### Material for this exercise
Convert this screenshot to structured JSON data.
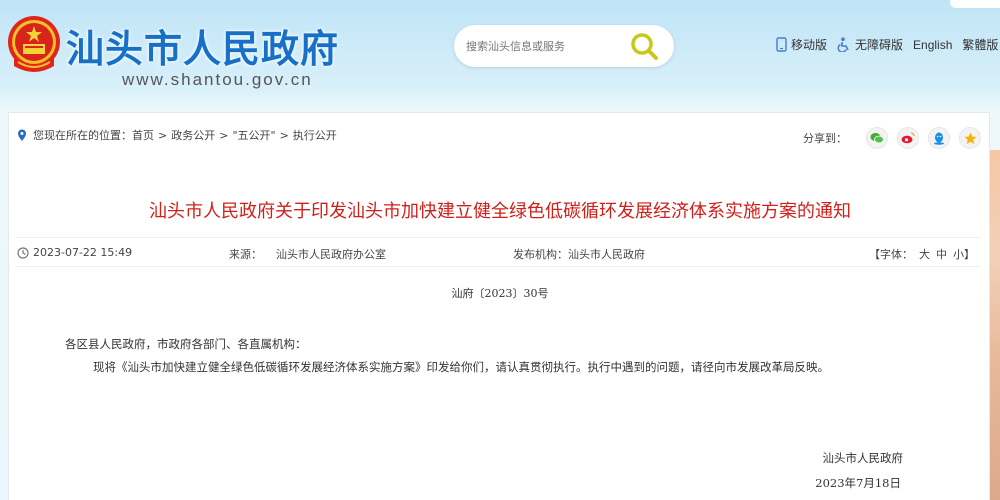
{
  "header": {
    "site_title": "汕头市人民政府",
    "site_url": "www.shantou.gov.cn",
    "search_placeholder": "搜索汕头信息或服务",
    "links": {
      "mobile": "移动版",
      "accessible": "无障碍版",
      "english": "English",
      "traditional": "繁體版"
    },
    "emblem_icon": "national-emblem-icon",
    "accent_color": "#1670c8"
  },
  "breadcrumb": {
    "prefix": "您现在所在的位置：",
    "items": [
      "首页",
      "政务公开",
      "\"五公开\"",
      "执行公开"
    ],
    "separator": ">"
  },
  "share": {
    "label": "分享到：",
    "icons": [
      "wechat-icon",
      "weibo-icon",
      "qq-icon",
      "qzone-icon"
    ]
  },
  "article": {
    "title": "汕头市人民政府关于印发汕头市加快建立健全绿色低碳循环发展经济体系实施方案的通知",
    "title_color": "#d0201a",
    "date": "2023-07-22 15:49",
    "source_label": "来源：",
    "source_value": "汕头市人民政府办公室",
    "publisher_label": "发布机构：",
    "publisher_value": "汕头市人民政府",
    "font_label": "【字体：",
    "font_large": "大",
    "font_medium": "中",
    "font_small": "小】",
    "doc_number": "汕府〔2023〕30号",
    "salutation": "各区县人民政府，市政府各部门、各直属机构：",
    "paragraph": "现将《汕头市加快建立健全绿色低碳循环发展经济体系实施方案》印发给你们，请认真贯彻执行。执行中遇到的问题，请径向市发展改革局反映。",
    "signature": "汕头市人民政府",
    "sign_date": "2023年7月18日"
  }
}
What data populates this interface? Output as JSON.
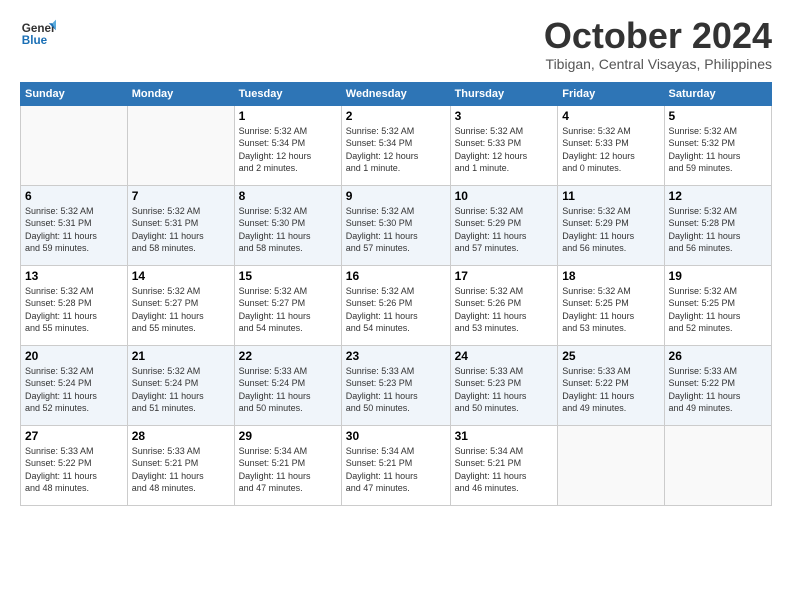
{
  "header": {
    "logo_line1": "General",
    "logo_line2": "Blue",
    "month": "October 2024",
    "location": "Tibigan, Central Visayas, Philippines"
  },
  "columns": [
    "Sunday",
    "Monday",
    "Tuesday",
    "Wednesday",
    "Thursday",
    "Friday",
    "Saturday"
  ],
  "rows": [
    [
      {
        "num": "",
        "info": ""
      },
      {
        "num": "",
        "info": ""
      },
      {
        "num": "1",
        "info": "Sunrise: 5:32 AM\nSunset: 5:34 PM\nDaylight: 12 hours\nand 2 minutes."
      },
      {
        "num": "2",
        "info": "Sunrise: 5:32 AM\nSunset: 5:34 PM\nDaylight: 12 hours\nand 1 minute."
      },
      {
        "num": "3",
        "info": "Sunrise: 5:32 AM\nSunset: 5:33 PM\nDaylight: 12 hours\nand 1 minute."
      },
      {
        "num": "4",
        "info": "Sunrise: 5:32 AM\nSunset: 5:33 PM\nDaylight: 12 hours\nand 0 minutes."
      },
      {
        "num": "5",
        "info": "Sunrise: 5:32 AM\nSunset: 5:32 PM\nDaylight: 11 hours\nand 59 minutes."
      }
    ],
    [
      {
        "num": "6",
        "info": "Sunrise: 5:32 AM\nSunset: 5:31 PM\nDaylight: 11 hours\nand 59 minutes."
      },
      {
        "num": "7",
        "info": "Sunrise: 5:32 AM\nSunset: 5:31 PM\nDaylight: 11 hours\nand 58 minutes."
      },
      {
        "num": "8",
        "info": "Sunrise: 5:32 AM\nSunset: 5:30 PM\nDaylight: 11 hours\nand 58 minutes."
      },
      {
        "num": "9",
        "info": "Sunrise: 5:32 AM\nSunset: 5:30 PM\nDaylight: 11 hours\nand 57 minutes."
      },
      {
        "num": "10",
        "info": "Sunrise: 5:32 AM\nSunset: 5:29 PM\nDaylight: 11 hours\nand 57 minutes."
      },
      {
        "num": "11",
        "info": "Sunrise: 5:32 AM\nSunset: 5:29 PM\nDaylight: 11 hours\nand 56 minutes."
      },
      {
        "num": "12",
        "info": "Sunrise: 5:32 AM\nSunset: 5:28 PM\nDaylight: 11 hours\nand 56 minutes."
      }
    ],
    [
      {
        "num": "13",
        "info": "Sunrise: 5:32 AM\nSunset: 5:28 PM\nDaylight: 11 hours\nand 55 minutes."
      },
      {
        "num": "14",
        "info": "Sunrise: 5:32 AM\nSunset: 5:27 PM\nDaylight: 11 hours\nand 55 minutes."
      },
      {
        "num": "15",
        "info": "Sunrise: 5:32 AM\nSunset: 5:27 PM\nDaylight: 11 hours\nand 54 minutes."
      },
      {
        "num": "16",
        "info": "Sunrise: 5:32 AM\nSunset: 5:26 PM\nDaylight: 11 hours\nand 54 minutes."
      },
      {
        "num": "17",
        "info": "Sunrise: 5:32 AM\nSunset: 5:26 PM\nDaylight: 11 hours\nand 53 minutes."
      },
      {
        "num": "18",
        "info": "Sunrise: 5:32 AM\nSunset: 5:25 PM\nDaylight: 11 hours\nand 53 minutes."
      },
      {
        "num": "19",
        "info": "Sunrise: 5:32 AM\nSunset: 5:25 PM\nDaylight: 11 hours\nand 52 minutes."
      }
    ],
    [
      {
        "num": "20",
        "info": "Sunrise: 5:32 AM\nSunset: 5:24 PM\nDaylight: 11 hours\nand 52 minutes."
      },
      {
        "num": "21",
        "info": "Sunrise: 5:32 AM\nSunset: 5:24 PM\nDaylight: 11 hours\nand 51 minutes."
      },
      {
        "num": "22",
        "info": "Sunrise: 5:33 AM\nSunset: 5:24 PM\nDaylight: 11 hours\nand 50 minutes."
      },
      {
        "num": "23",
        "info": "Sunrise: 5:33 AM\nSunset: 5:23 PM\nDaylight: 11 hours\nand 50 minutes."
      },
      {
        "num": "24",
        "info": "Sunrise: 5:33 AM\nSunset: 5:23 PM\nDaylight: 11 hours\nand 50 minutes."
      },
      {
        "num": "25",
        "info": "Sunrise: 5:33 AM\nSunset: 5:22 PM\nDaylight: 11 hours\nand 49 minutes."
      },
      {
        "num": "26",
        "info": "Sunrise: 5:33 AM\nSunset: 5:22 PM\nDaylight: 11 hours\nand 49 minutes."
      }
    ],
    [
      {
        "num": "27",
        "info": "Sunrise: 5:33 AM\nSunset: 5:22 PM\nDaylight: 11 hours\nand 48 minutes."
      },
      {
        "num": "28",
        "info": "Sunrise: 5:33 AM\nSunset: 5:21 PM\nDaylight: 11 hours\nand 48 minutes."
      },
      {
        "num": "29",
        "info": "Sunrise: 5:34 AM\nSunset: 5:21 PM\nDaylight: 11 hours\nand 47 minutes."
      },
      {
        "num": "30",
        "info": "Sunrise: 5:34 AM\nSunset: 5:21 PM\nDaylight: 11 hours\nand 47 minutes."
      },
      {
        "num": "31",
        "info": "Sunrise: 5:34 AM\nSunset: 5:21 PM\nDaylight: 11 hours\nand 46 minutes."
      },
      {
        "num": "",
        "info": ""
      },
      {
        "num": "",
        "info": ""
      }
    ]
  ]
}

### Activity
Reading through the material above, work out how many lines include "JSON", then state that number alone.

### Task response
2